Less competition from other fishermen:
If you create something that is adored by a specific group of people, its hard for them to choose anything else. It's like getting a shirt made specifically to your sizing compared to something off the shelf. The same principle would apply to software, there is no substitute for something that feels like it was made for you.
Higher chance of contact:
If you stick in the pond long enough it's guaranteed something will happen eventually. Can't say the same about the ocean.
No sharks or other things you don't want to catch:
Bass fishermen don't want catfish. Tuna fishermen don't want reef sharks. Crab fishermen don't want anything other than crab. Why? Because they're aren't built for managing them. Knowing your pond allows you to have customers that will give you good reviews and use your product the way it was intended. It lays a good foundation for them to refer others to you and grow your user base.
Plenty of fish to keep you busy:
A common objection to positioning narrowly is that one might get bored or doesn't want to limit their user base. Mainly because they believe the market isn't big enough. The truth, if you can be highly profitable and grow a large group of folks who can't get enough of your product. Chances are, if there is 5,000 people on this planet filled with 8 billion, you can generate a solid amount of revenue for a $20 per month subscription (that's $100,000 MRR).
Furthermore, you will always find new needs this group wants, ways to help them out, and you can always scale up (far harder to go the opposite way).
Pick a small pond.
I love backpacking. Nothing makes me feel more alive or at peace than sitting on top of a mountain with no one around me for miles. Backpacking requires a substantial amount of gear for surviving out where there are no grocery stores or hospitals nearby. It's safe to say that the needs of a backpacker are vast. Backpackers need food, they need water, and they need shelter. Those are basics. If you don't have those, you're screwed.
So why did I bring a tactical axe with me on my last trip and why did my friend Joey bring a huge buck knife? Sure, we could use them to cut fishing line, chop up firewood, and my axe even doubled as a hammer, but the truth is, we really didn't need either of those things. We wanted them to feel manly and adventurous. Our wants justified the need of bringing along these items for the tasks they could accomplish.

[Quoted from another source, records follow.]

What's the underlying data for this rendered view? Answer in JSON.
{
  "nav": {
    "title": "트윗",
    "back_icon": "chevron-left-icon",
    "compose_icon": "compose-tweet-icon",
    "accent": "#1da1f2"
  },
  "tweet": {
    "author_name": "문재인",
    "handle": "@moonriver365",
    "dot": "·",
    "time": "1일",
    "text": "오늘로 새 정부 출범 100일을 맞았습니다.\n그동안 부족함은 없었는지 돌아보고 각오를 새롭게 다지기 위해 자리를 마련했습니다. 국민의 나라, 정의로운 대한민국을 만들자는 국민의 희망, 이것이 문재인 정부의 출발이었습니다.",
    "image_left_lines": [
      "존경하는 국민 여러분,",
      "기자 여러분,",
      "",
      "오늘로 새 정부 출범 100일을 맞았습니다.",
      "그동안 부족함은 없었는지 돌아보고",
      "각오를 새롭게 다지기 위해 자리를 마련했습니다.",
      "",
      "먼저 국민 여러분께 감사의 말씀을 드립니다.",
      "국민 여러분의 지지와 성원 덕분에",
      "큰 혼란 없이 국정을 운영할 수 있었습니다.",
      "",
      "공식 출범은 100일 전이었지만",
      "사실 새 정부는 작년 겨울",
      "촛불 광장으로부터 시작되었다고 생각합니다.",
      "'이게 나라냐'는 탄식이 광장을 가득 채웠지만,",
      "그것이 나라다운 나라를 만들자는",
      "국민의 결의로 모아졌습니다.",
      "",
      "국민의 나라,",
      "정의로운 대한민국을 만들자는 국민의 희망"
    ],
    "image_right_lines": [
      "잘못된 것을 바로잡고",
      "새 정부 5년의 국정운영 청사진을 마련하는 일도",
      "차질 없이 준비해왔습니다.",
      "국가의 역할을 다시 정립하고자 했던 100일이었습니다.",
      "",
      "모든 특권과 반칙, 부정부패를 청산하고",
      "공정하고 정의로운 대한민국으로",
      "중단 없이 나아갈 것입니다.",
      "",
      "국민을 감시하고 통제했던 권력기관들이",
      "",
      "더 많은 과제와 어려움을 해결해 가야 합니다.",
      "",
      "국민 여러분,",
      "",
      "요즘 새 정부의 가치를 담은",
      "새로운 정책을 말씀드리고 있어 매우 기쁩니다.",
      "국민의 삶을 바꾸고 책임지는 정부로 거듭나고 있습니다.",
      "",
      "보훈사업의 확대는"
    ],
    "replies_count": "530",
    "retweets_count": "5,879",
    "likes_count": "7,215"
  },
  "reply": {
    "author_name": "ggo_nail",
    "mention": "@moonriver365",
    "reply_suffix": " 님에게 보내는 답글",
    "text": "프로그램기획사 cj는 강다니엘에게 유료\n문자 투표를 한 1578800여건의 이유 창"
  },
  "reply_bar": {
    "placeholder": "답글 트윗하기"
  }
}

We conjured logical needs to suit an emotional desire.
You could argue that this doesn't apply to everything, but I'd beg to differ. Even the essential needs we had like food, water, and shelter were all emotional decisions. If we were logical, we probably wouldn't have even gone backpacking because we would have saved money and subjected ourselves to less risk. But we decided to forego those essentials in the search of greater adventure. That's why we bought a $110 water filter and why I bought a bunch of compact, lightweight food for a premium price. Essential needs, but definitely an emotional decision.
The needs were simple, food, water, shelter, but the want was freedom, adventure, and camaraderie.
Ask yourself, what is the want behind the need people are looking to our startup to fulfill? Build your brand around it.
50 years ago, having a car that didn't breakdown as much as the next guy gave a manufacturer an edge.
Would you expect anything less today? No. Products need to work, they need to be easy to understand, and they need to be reliable. You need to be reliable. 24/7.
This doesn't change when entering the realm of software design. Meeting these requirements is not optional, it is expected. I'd say rise up to meet them, but it's almost like telling a runner they need to move their legs in order to participate. They are self-evident.
With me so far? Good. You've got your product working and you are prepared to help users 24/7, now what?
Focus on being irresistible. Craft a story for users to engage with, be fun, be authentic, courageous, and create as much opportunity as possible for your users to be head-over-heels for you. Specifically, head-over-heels for YOU and subsequently, your product.
If you want your software to exceed expectations, build an awesome brand.